Engaging with people is important for all of us (1/25/18)
Today’s topic is loneliness, an issue of increasing concern in the so-called advanced world. Humans are richly endowed with a mind geared toward their fellow humans. Yet this endowment only realizes its full potential through close engagement with others, especially in shared endeavors. Lots of research confirms that it is this kind of relational world that leads to happiness, and which also, conversely, shows loneliness to be linked to a variety of ills, mental as well as physical.

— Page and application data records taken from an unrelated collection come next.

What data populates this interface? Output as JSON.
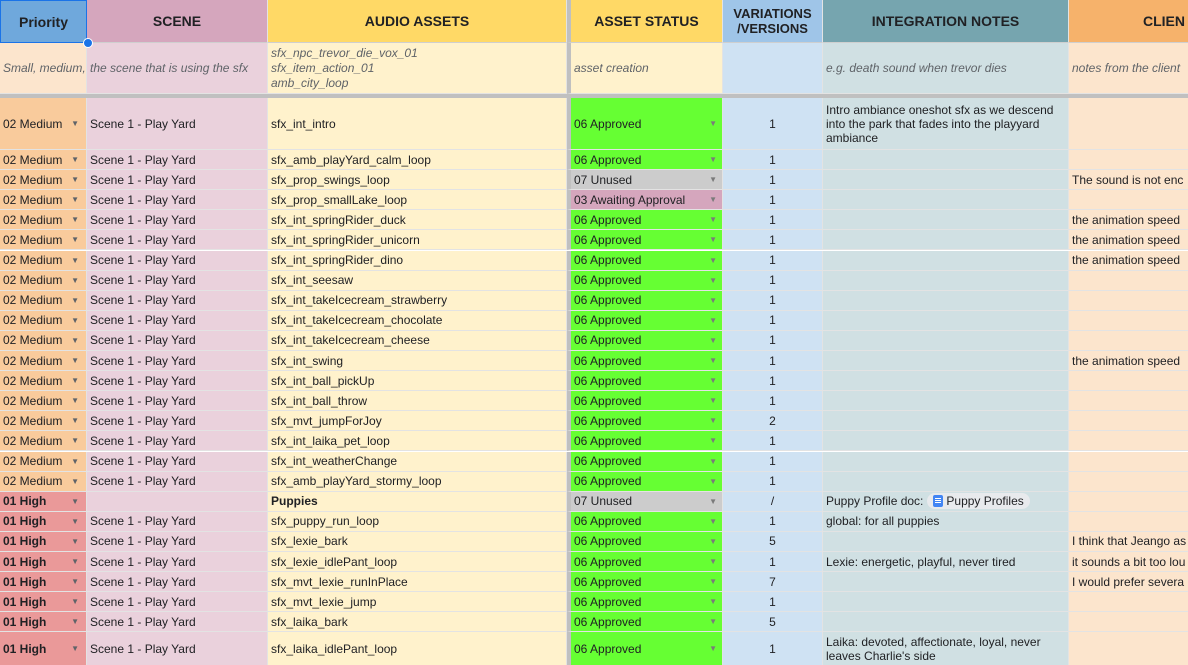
{
  "headers": {
    "priority": "Priority",
    "scene": "SCENE",
    "assets": "AUDIO ASSETS",
    "status": "ASSET STATUS",
    "variations": "VARIATIONS /VERSIONS",
    "notes": "INTEGRATION NOTES",
    "client": "CLIEN"
  },
  "example": {
    "priority": "Small, medium,",
    "scene": "the scene that is using the sfx",
    "assets_lines": [
      "sfx_npc_trevor_die_vox_01",
      "sfx_item_action_01",
      "amb_city_loop"
    ],
    "status": "asset creation",
    "variations": "",
    "notes": "e.g. death sound when trevor dies",
    "client": "notes from the client"
  },
  "colors": {
    "approved": "#66ff33",
    "unused": "#cccccc",
    "awaiting": "#d5a6bd",
    "medium": "#f9cb9c",
    "high": "#ea9999"
  },
  "rows": [
    {
      "priority": "02 Medium",
      "scene": "Scene 1 - Play Yard",
      "asset": "sfx_int_intro",
      "status": "06 Approved",
      "var": "1",
      "notes": "Intro ambiance oneshot sfx as we descend into the park that fades into the playyard ambiance",
      "client": ""
    },
    {
      "priority": "02 Medium",
      "scene": "Scene 1 - Play Yard",
      "asset": "sfx_amb_playYard_calm_loop",
      "status": "06 Approved",
      "var": "1",
      "notes": "",
      "client": ""
    },
    {
      "priority": "02 Medium",
      "scene": "Scene 1 - Play Yard",
      "asset": "sfx_prop_swings_loop",
      "status": "07 Unused",
      "var": "1",
      "notes": "",
      "client": "The sound is not enc"
    },
    {
      "priority": "02 Medium",
      "scene": "Scene 1 - Play Yard",
      "asset": "sfx_prop_smallLake_loop",
      "status": "03 Awaiting Approval",
      "var": "1",
      "notes": "",
      "client": ""
    },
    {
      "priority": "02 Medium",
      "scene": "Scene 1 - Play Yard",
      "asset": "sfx_int_springRider_duck",
      "status": "06 Approved",
      "var": "1",
      "notes": "",
      "client": "the animation speed"
    },
    {
      "priority": "02 Medium",
      "scene": "Scene 1 - Play Yard",
      "asset": "sfx_int_springRider_unicorn",
      "status": "06 Approved",
      "var": "1",
      "notes": "",
      "client": "the animation speed"
    },
    {
      "priority": "02 Medium",
      "scene": "Scene 1 - Play Yard",
      "asset": "sfx_int_springRider_dino",
      "status": "06 Approved",
      "var": "1",
      "notes": "",
      "client": "the animation speed"
    },
    {
      "priority": "02 Medium",
      "scene": "Scene 1 - Play Yard",
      "asset": "sfx_int_seesaw",
      "status": "06 Approved",
      "var": "1",
      "notes": "",
      "client": ""
    },
    {
      "priority": "02 Medium",
      "scene": "Scene 1 - Play Yard",
      "asset": "sfx_int_takeIcecream_strawberry",
      "status": "06 Approved",
      "var": "1",
      "notes": "",
      "client": ""
    },
    {
      "priority": "02 Medium",
      "scene": "Scene 1 - Play Yard",
      "asset": "sfx_int_takeIcecream_chocolate",
      "status": "06 Approved",
      "var": "1",
      "notes": "",
      "client": ""
    },
    {
      "priority": "02 Medium",
      "scene": "Scene 1 - Play Yard",
      "asset": "sfx_int_takeIcecream_cheese",
      "status": "06 Approved",
      "var": "1",
      "notes": "",
      "client": ""
    },
    {
      "priority": "02 Medium",
      "scene": "Scene 1 - Play Yard",
      "asset": "sfx_int_swing",
      "status": "06 Approved",
      "var": "1",
      "notes": "",
      "client": "the animation speed"
    },
    {
      "priority": "02 Medium",
      "scene": "Scene 1 - Play Yard",
      "asset": "sfx_int_ball_pickUp",
      "status": "06 Approved",
      "var": "1",
      "notes": "",
      "client": ""
    },
    {
      "priority": "02 Medium",
      "scene": "Scene 1 - Play Yard",
      "asset": "sfx_int_ball_throw",
      "status": "06 Approved",
      "var": "1",
      "notes": "",
      "client": ""
    },
    {
      "priority": "02 Medium",
      "scene": "Scene 1 - Play Yard",
      "asset": "sfx_mvt_jumpForJoy",
      "status": "06 Approved",
      "var": "2",
      "notes": "",
      "client": ""
    },
    {
      "priority": "02 Medium",
      "scene": "Scene 1 - Play Yard",
      "asset": "sfx_int_laika_pet_loop",
      "status": "06 Approved",
      "var": "1",
      "notes": "",
      "client": ""
    },
    {
      "priority": "02 Medium",
      "scene": "Scene 1 - Play Yard",
      "asset": "sfx_int_weatherChange",
      "status": "06 Approved",
      "var": "1",
      "notes": "",
      "client": ""
    },
    {
      "priority": "02 Medium",
      "scene": "Scene 1 - Play Yard",
      "asset": "sfx_amb_playYard_stormy_loop",
      "status": "06 Approved",
      "var": "1",
      "notes": "",
      "client": ""
    },
    {
      "priority": "01 High",
      "scene": "",
      "asset": "Puppies",
      "status": "07 Unused",
      "var": "/",
      "notes": "Puppy Profile doc:",
      "chip": "Puppy Profiles",
      "client": ""
    },
    {
      "priority": "01 High",
      "scene": "Scene 1 - Play Yard",
      "asset": "sfx_puppy_run_loop",
      "status": "06 Approved",
      "var": "1",
      "notes": "global: for all puppies",
      "client": ""
    },
    {
      "priority": "01 High",
      "scene": "Scene 1 - Play Yard",
      "asset": "sfx_lexie_bark",
      "status": "06 Approved",
      "var": "5",
      "notes": "",
      "client": "I think that Jeango as"
    },
    {
      "priority": "01 High",
      "scene": "Scene 1 - Play Yard",
      "asset": "sfx_lexie_idlePant_loop",
      "status": "06 Approved",
      "var": "1",
      "notes": "Lexie: energetic, playful, never tired",
      "client": "it sounds a bit too lou"
    },
    {
      "priority": "01 High",
      "scene": "Scene 1 - Play Yard",
      "asset": "sfx_mvt_lexie_runInPlace",
      "status": "06 Approved",
      "var": "7",
      "notes": "",
      "client": "I would prefer severa"
    },
    {
      "priority": "01 High",
      "scene": "Scene 1 - Play Yard",
      "asset": "sfx_mvt_lexie_jump",
      "status": "06 Approved",
      "var": "1",
      "notes": "",
      "client": ""
    },
    {
      "priority": "01 High",
      "scene": "Scene 1 - Play Yard",
      "asset": "sfx_laika_bark",
      "status": "06 Approved",
      "var": "5",
      "notes": "",
      "client": ""
    },
    {
      "priority": "01 High",
      "scene": "Scene 1 - Play Yard",
      "asset": "sfx_laika_idlePant_loop",
      "status": "06 Approved",
      "var": "1",
      "notes": "Laika: devoted, affectionate, loyal, never leaves Charlie's side",
      "client": ""
    }
  ]
}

The first of this research dealt with senior citizens but now extends through the life span to children, who are reporting feeling more isolated and lonely. The causes of this are yet to be definitively spelled out, if they ever can be; but there are a few variables that seem to be in play, some of which we have addressed in this space. One is a society that is overly focused on material success, the “good grades leads to good schools leads to good jobs” track that so many kids have absorbed as their primary raison d’etre. Another is the loss of downtime in the home. Another is the loss of neighborhoods as places kids are free to roam. Related to that is over-scheduled, over-structured activities that do not make room for creative play, including its rough and tumble aspects. Over-protective parenting weaves into these. Finally, there is the question of social media, which can seem to substitute for in-person interactions, but which lacks all the non-verbal ways people relate to each other, such as learning to respond to all kinds of social cues, to negotiating and navigating the live friendship terrain, to feeling the affectional ties that point the way to deeper friendships. This is not to say that some alone time is not valuable, nor that different people do not have different levels of social need. One great friend can be every bit as healthy for one person as a gang of buddies is for another. But all of us need each other if we are to thrive.
So, what to do to support our kids’ relational capacities? Some social skills can and should be taught early on, like making eye contact, being polite, listening and cooperating. But by far the greater support comes from making ample space for kids to be with family and friends in unstructured, unscripted interactions, in which the natural social wiring of the mind can be activated and elaborated. This will include easing up on performance pressure, scheduling, and our own drivenness. The proposition here is deceptively simple to say, not so easy to ensure in today’s world: our children’s interpersonal connectedness is of the highest priority to their long-term well-being.